Julie Teel Simmonds, (619) 990-2999, email@example.com
Opponents of Formosa Plastics Project to Demand Louisiana’s St. James Parish Council Rescind Approval
CONVENT, La.— Opponents of Formosa Plastics’ massive proposed petrochemical complex in Louisiana will urge the St. James Parish Council today to rescind its land-use permit for the project, following up similar earlier requests with new information. The demand follows the discovery of burial sites of enslaved people on the property, the filing of two lawsuits against the project, and the record-setting $50 million settlement of a lawsuit against Formosa for polluting Texas waterways with billions of plastic pellets.
Diane Wilson, the lead plaintiff in the Texas case, will argue that the rampant plastic pollution she documented and exposed since the council’s December 2018 vote on the project should prompt a new vote.
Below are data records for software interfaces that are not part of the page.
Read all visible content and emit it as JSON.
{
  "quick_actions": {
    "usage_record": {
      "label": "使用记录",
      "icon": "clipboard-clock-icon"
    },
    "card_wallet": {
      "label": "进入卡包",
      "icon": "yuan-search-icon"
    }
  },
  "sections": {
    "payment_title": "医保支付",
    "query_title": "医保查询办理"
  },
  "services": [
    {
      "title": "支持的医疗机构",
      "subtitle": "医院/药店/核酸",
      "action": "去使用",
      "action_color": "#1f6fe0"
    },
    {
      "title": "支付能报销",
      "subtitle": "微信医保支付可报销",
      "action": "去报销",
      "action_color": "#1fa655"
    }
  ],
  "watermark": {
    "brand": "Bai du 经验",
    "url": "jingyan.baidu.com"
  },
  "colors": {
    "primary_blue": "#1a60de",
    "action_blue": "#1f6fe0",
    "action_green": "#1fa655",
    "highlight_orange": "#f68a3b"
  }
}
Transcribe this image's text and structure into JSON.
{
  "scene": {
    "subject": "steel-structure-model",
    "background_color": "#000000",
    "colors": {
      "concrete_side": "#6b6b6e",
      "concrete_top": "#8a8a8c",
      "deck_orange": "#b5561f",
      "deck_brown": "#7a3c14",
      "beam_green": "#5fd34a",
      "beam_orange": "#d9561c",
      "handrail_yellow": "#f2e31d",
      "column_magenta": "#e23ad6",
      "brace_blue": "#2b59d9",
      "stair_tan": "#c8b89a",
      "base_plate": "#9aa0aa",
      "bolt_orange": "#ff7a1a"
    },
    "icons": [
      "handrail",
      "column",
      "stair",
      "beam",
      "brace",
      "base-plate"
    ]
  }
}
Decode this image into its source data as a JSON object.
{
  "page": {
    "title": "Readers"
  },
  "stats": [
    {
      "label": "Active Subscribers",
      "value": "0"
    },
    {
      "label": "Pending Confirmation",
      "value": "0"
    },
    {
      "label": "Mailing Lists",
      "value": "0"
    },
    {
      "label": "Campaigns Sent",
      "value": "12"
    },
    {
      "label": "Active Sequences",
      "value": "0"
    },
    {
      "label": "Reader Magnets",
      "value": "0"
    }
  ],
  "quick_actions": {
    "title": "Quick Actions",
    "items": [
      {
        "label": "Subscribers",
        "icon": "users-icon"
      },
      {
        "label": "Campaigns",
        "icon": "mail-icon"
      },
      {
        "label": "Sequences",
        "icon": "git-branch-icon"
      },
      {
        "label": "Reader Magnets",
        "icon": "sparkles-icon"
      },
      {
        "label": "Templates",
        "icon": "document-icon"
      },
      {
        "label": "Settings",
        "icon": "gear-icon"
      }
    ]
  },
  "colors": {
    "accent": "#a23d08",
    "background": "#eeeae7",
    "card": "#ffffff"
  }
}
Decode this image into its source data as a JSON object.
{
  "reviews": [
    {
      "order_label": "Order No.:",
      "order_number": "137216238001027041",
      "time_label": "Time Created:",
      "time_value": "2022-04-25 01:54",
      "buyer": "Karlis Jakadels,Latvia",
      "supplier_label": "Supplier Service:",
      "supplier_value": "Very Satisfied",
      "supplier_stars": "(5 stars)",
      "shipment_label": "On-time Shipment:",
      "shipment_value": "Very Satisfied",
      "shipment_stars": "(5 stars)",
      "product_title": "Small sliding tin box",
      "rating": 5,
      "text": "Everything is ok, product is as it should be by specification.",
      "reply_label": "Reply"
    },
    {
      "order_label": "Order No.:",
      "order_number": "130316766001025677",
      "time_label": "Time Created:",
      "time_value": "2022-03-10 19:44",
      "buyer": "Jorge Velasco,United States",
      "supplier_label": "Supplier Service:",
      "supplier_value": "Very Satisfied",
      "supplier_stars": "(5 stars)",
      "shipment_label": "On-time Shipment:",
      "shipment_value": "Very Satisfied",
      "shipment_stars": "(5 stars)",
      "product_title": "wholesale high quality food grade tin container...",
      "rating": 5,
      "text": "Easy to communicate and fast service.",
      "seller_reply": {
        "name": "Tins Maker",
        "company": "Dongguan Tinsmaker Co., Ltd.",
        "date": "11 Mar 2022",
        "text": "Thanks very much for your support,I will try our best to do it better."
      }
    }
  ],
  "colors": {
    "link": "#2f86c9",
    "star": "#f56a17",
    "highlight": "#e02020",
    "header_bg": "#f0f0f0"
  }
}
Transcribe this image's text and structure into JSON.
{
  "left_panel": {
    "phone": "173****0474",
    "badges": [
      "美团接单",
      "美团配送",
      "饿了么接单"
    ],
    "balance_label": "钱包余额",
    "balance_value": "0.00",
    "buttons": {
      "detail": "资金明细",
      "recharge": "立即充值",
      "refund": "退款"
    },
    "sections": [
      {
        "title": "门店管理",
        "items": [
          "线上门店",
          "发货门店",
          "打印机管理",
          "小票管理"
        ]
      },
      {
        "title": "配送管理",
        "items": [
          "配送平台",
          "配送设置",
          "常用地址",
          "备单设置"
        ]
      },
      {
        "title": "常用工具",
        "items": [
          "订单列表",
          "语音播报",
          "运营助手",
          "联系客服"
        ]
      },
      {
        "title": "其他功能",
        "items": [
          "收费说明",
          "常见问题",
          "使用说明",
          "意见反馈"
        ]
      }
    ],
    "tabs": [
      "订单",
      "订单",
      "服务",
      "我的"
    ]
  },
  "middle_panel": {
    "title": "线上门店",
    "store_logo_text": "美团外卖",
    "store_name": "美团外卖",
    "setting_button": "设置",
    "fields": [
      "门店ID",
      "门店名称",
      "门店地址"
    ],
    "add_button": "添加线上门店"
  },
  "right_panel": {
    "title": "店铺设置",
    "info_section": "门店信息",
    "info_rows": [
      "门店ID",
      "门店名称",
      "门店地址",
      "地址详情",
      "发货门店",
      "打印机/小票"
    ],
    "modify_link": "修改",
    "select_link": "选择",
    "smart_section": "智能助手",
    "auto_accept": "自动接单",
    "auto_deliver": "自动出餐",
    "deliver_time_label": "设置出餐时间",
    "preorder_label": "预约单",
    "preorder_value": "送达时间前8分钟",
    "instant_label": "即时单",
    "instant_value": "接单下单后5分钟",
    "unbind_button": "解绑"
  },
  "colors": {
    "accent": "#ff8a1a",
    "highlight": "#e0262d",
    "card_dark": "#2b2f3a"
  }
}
Wilson will be joined by RISE St. James founder Sharon Lavigne and other opponents who say the council acted without having all the information to understand the lasting damage this project would do.
Formosa is proposing to build one of the world’s largest plants for turning fracked gas into plastic pellets, which would double the toxic air pollution in a largely African American community known as Cancer Alley because of health problems related to industrial pollution.
What:St. James Parish Council meeting, where opponents of the Formosa Plastics project will demand the council rescind its approval in light of new information
When:Wednesday, March 4, 6:30 p.m.
Where:St. James Parish Courthouse, 5800 Highway 44, Convent, LA, 70723
Who:RISE St. James founder Sharon Lavigne, Diane Wilson of San Antonio Bay Estuarine Waterkeepers, and representatives of Louisiana Bucket Brigade, Healthy Gulf, Center for Biological Diversity, Earthjustice and other groups opposed to the Formosa Plastics project
“Formosa Plastics has been exposed as a serial polluter that has deceived our communities,” Wilson said. “The council needs to protect public health, keep plastic pollution out of the Mississippi River and Gulf of Mexico, and reconsider the damage this project would do. We’ve learned so much about Formosa since the council approved this terrible project. I’ve seen the damage Formosa does to the environment.”
“In December, we asked them to rescind the vote because of these burial sites and we haven’t heard back. We asked for a moratorium last summer and never heard back. They need to do something,” Lavigne said. “How do we get the Parish Council to protect our community and the grave sites of our ancestors? They should listen to us, not just Formosa.”
The Center for Biological Diversity is a national, nonprofit conservation organization with more than 1.7 million members and online activists dedicated to the protection of endangered species and wild places.